Trials can cost significant resources that are better devoted to other endeavors. That’s why alternative dispute resolution, or ADR, has grown in popularity in recent years. Most civil lawsuits settle without the need to go to trial, often with the assistance of ADR. If you have pending litigation in your business or personal matter, it’s essential to explore how SederLaw’s Alternative Dispute Resolution attorneys can work toward a positive outcome for all parties.
The Basics Of Alternative Dispute Resolution
ADR is the use of out-of-court methods to resolve civil lawsuits. Whereas trials can be costly and time-consuming, ADR can be a relatively quick and less expensive option. ADR offers parties a number of other crucial advantages over traditional litigation. Two of the most common ADR methods are mediation and arbitration.
Mediation. In this process, a neutral third party known as a mediator facilitates discussions between the parties with the hopes of reaching a mutually agreeable settlement. The mediator has no stake in the outcome and cannot make decisions for the parties. Rather, the mediator’s goal is to challenge the parties’ respective positions, explain how a court might rule on the matter, and explore potential settlement offers between the two sides.
Parties to mediation are encouraged to have legal counsel represent them through the process. The attorneys can review proposed settlements and explain the advantages and disadvantages of settling versus going to trial. Mediation can take place in as many or as few sessions as are needed. Mediation may resolve all or some issues between the parties, leaving unresolved matters for trial.
Arbitration. In arbitration, a neutral third party known as an arbitrator hears arguments and evidence from both sides related to the dispute. Unlike mediation, the arbitrator is empowered to decide the outcome. Arbitration is similar to a less formal version of court and is often more relaxed than a courtroom setting. As with mediation, the parties may have legal counsel present during arbitration.
After considering the evidence and arguments from both sides, the arbitrator issues a decision called an award. The award is usually final and binding, meaning there is generally no right to appeal the outcome. However, the arbitration may be non-binding, which would allow a dissatisfied party to appeal the award to court. Arbitration is often required by contract as a means of encouraging parties to work out any conflicts that may arise.
Advantages Of ADR
Compared to taking a lawsuit to trial, mediation, and arbitration offer these potential advantages:
Saves time and money. Trials involve discovery, multiple hearings, expert witnesses, and delays. Some can take years before a judgment is reached. By contrast, ADR can resolve cases in weeks or sometimes even days.

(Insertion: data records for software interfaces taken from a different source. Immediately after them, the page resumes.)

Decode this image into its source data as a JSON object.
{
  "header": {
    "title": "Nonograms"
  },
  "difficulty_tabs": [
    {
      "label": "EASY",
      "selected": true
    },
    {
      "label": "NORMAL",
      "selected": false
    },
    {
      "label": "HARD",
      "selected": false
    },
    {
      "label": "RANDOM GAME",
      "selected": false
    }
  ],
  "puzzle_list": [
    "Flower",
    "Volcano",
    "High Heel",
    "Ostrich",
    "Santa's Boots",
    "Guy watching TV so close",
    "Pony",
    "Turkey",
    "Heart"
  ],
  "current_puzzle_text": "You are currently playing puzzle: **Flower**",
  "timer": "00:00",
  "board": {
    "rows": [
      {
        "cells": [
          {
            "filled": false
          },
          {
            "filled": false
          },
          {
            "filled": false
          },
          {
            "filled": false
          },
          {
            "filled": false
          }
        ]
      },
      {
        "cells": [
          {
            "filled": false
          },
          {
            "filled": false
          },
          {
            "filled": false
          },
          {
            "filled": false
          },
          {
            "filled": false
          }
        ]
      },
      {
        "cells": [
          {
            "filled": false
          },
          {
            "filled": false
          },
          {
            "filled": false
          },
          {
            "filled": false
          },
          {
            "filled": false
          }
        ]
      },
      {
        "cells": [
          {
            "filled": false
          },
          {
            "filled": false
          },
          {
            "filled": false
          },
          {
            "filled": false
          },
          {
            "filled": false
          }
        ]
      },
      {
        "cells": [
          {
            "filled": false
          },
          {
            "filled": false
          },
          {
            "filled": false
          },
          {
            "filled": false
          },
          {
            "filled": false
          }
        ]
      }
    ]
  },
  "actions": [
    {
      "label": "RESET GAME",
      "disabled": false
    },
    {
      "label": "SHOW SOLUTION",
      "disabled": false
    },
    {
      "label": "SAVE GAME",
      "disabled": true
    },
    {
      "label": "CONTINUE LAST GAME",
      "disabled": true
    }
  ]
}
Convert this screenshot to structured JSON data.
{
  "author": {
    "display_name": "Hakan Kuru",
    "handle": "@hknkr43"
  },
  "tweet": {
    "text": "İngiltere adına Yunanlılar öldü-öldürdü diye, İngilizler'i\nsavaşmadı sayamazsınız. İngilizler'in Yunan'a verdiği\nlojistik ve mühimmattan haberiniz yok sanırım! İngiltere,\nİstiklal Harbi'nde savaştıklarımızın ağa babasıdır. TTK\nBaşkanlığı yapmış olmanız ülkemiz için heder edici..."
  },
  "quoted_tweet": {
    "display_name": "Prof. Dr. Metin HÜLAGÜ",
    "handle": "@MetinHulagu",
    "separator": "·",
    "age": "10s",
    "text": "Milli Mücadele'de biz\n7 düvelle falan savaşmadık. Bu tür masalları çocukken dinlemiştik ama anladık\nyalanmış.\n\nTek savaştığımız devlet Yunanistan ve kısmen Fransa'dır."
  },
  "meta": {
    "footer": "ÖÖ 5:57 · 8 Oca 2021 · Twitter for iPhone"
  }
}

Confidentiality. ADR methods are confidential, meaning that offers to settle and statements made during ADR cannot later be used in court if the process fails and the lawsuit proceeds to trial. This confidentiality is designed to encourage frank and open discussions between the parties while preventing the public from having access to information the parties would rather keep private.
Subject-matter expertise. Parties can select a mediator or arbitrator who has background experience with the specific issues at stake. This contrasts with judges and juries, who have more general knowledge of these matters. The right ADR professional can therefore guide the parties to a more positive outcome.
Control over the outcome. Similarly, ADR allows the parties to decide the fate of their dispute, rather than leaving it in the hands of a judge and jury who cannot possibly understand the issues as well as they do. This allows for the parties to devise creative, mutually beneficial solutions that a court likely would not.
Preserves relationships. Trials are concerned primarily with who wins and who loses, and they can engender bitterness between the parties. Many relationships do not survive the stresses of trials. Conversely, ADR can help parties move past their disputes and continue doing business. It can even enhance the parties’ relationship by clarifying rights and expectations of each other moving forward.
Selecting The Right ADR Professional
At SederLaw, our attorneys represent parties during mediation and arbitration. But we also serve as neutral mediators and arbitrators in a variety of civil matters, including:
- Business, corporate, and general commercial litigation
- Construction lawsuits
- Employment disputes
- Environmental law
- Estate planning disputes
- Divorce and domestic litigation
- Insurance law
- Real estate
- Personal injury
Because our mediators and arbitrators are attorneys, we understand the relevant laws that govern your particular dispute. We also have broad experience across a number of different industries, businesses, and practice areas, so we’re familiar with the issues at stake in your civil matter. SederLaw prides itself on successfully and professionally mediating and arbitrating cases to the mutual benefit of the parties involved.
Contact Our Alternative Dispute Resolution Attorney
No matter the type of civil dispute facing you or your organization, SederLaw is ready to mediate or arbitrate with an eye toward successful and cost-effective resolution. Reach out to us to learn more about the advantages of ADR and how it can benefit you. Contact us today to schedule a confidential consultation.